I suspect the low calibre of the writing probably mirrors the calibre of the advertised meditation skills.

I find most modern Western descriptions of chakras a garble of pseudo-science, New Age obscurity, and pseudo-Hinduism; a mix of poorly defined notions. This millennial-old belief has, like so many ancient beliefs, been usurped by the New Agers and turned into a farcical practice based on gibberish, looneyism and balderdash.

I have read both ancient Hindu texts and more modern explanations of the chakras – the imagined energy centres of the body. Personally, I have no faith in their existence. My own skepticism needs empirical evidence before I accept claims about things that cannot be clearly seen, touched, measured, photographed under controlled conditions, or otherwise identified. Chakras, angels, spirit guides, auras, demons, ghosts, UFOs, Bigfoot… all sorts of imaginary things fall under my skeptical microscope. I have yet to find proof of any, but I’ve only been searching for about five decades.

Here’s a quote from one site about so-called chakra clearing:

“Practice clearing your chakras in the bathtub or shower at least once each week. By being in water, you will be able to rinse your hand after each chakra releases. You will notice a lightening of your vibration and an overall easier sense of well-being. If you are working with someone else, rinse your hand into a bowl of water after each chakra clears. Water is fluid and the energy will just be released easily into the water without any effect on you or the person you may be working with.
• Place your open hand, palm side down, on your forehead.
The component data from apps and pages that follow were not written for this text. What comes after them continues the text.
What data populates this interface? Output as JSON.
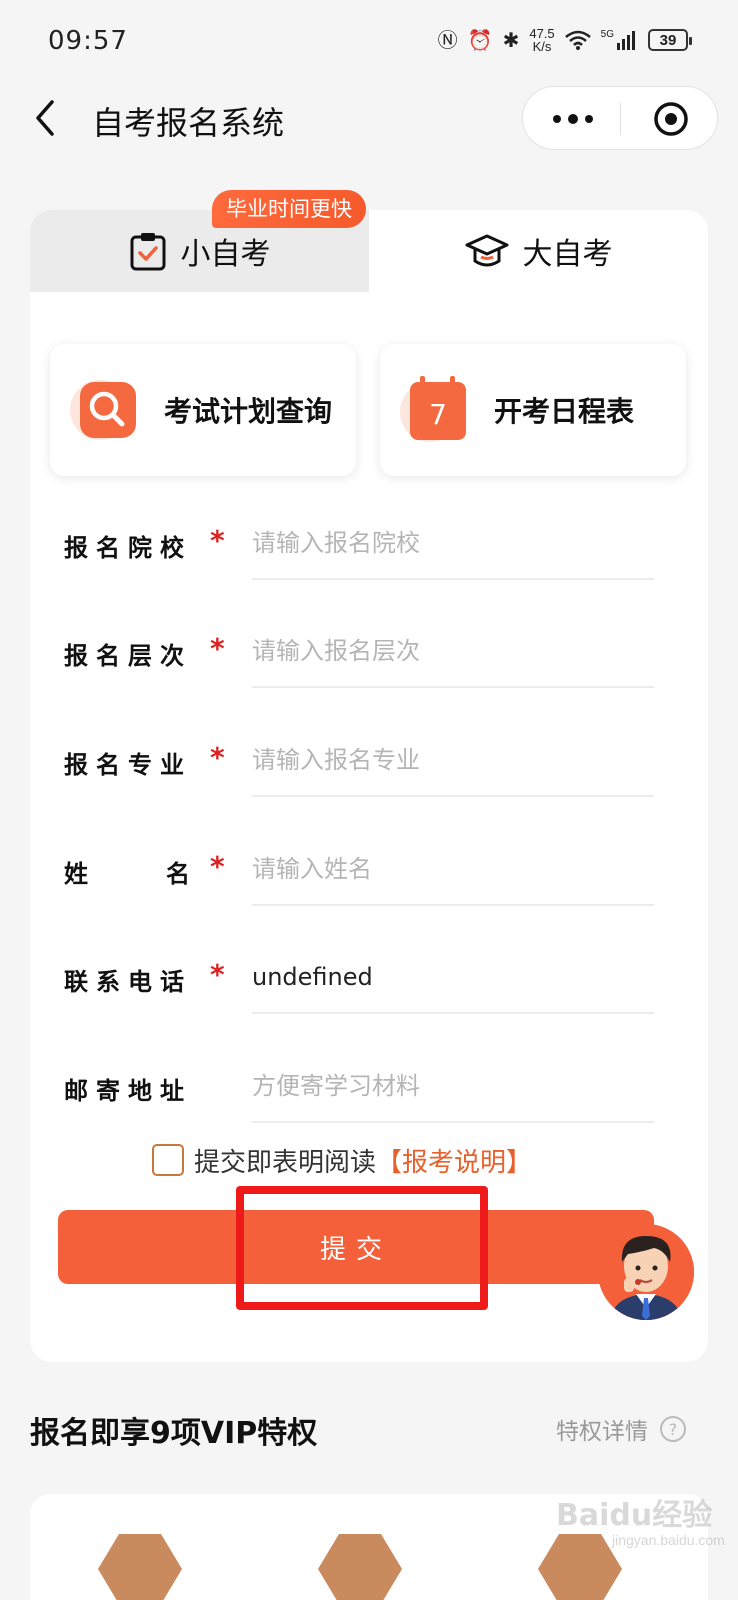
{
  "status_bar": {
    "time": "09:57",
    "net_speed_value": "47.5",
    "net_speed_unit": "K/s",
    "network": "5G",
    "battery": "39"
  },
  "nav": {
    "title": "自考报名系统"
  },
  "tabs": {
    "small_label": "小自考",
    "small_badge": "毕业时间更快",
    "big_label": "大自考"
  },
  "quick_actions": {
    "plan_label": "考试计划查询",
    "schedule_label": "开考日程表",
    "schedule_icon_number": "7"
  },
  "form": {
    "school": {
      "label": "报名院校",
      "placeholder": "请输入报名院校",
      "required": "*"
    },
    "level": {
      "label": "报名层次",
      "placeholder": "请输入报名层次",
      "required": "*"
    },
    "major": {
      "label": "报名专业",
      "placeholder": "请输入报名专业",
      "required": "*"
    },
    "name": {
      "label_a": "姓",
      "label_b": "名",
      "placeholder": "请输入姓名",
      "required": "*"
    },
    "phone": {
      "label": "联系电话",
      "value": "undefined",
      "required": "*"
    },
    "address": {
      "label": "邮寄地址",
      "placeholder": "方便寄学习材料"
    }
  },
  "agreement": {
    "text": "提交即表明阅读",
    "link": "【报考说明】"
  },
  "submit_label": "提交",
  "vip": {
    "title": "报名即享9项VIP特权",
    "detail_label": "特权详情",
    "help_symbol": "?"
  },
  "watermark": {
    "main": "Baidu经验",
    "sub": "jingyan.baidu.com"
  },
  "colors": {
    "accent": "#f4603a",
    "required": "#e02020",
    "highlight": "#ee1a1a",
    "link": "#e8612c"
  }
}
Men will use their right hand and women will use their left hand. Spread your fingers wide open to receive the energy easily. If you are working with someone else, place your open hand about two inches above each of the chakras, being cautious not to actually touch their body.
• Now tell yourself to release into your hand every single thought, feeling, and emotion that you have never been able to show or express. Releasing this energy may feel like thousands of tiny ‘hits’ on the palm of your hand. Leave your hand over your forehead until you are certain there is nothing more to be released.
• Next, move your hand above your throat. Release into your hand all the times that you have been killed in the past for speaking your truth, all the times that others have criticized you for sharing your words, all the times that you wanted to scream, and all the times when you did scream and no one heard you. Also release all the words you regret speaking and all the words spoken to you that you wish you had not heard.
• Just release all that energy into your hand, from your throat, from the back of your neck and from your shoulders.

Yeah, me too. My eyes rolled around in my head when I read that silliness. Do people actually believe this or are they all sharing some private in-joke, like the Flying Spaghetti Monster? But I digress. Back to the mini-flyer.
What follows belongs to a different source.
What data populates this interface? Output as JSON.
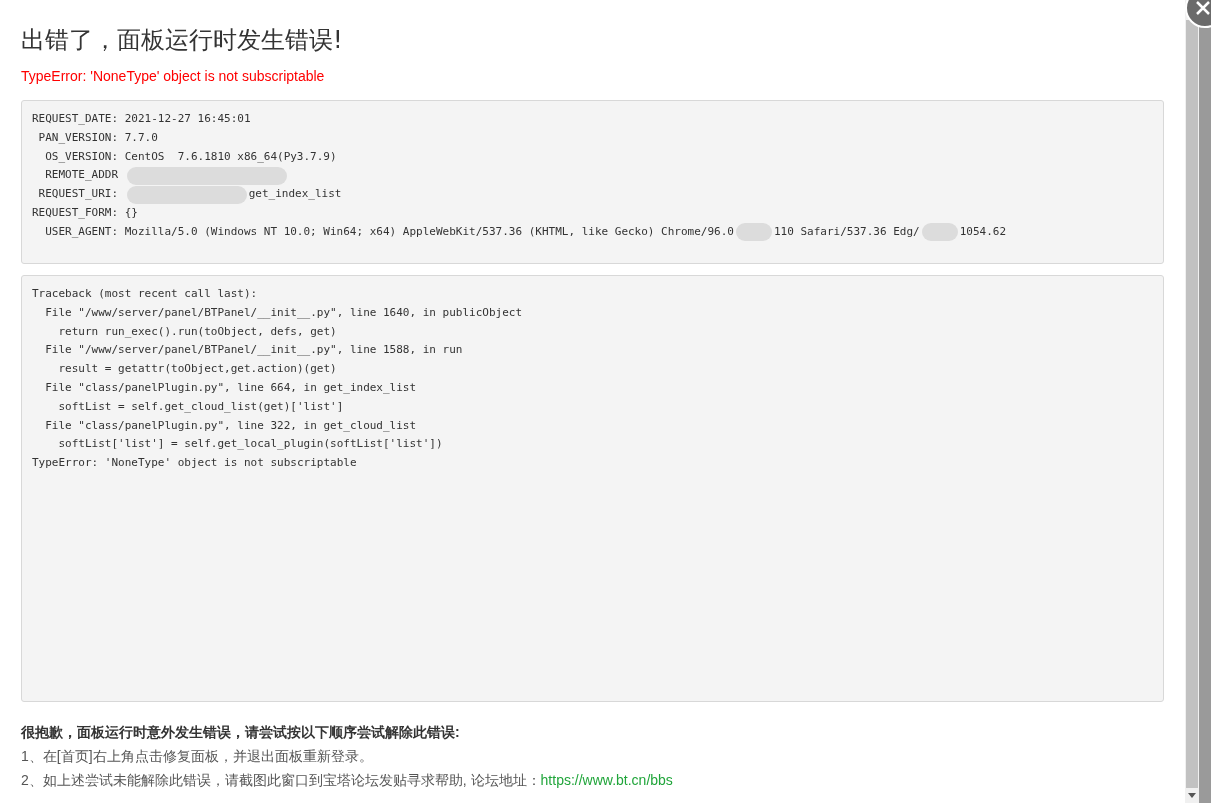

Handwriting? After reading this poorly-written and awkward piece, I wonder why someone with such poor literary skills would advertise handwriting as a specialty. Perhaps she writes by hand better than she types?

Anyway, the best part is at the bottom (the shouting is in the original): “AVAILABLE FOR HOME BLESSINGS & HOUSE PARTIES”. “Psychics” and house parties; what a mix. That really defines credibility, doesn’t it? Come on over for a party Saturday night… We have a keg of beer, a DJ and dance music, a case of Jack Daniels, a little weed and a “psychic”…

And, of course, “All Help is Guaranteed with Results in 24 hours.” How one guarantees help provided by a “psychic” is an amusing discussion all by itself. So why the 24 hour wait? What, your crystal ball has a wait time? It’s on dial-up to the spirit world? Come on…

Laugh and cry. That’s what this little flyer did for me. Laugh at its poorly written presentation, cry because I know,as you do, dear reader, that there are those who will take it seriously and waste their money on such nonsense.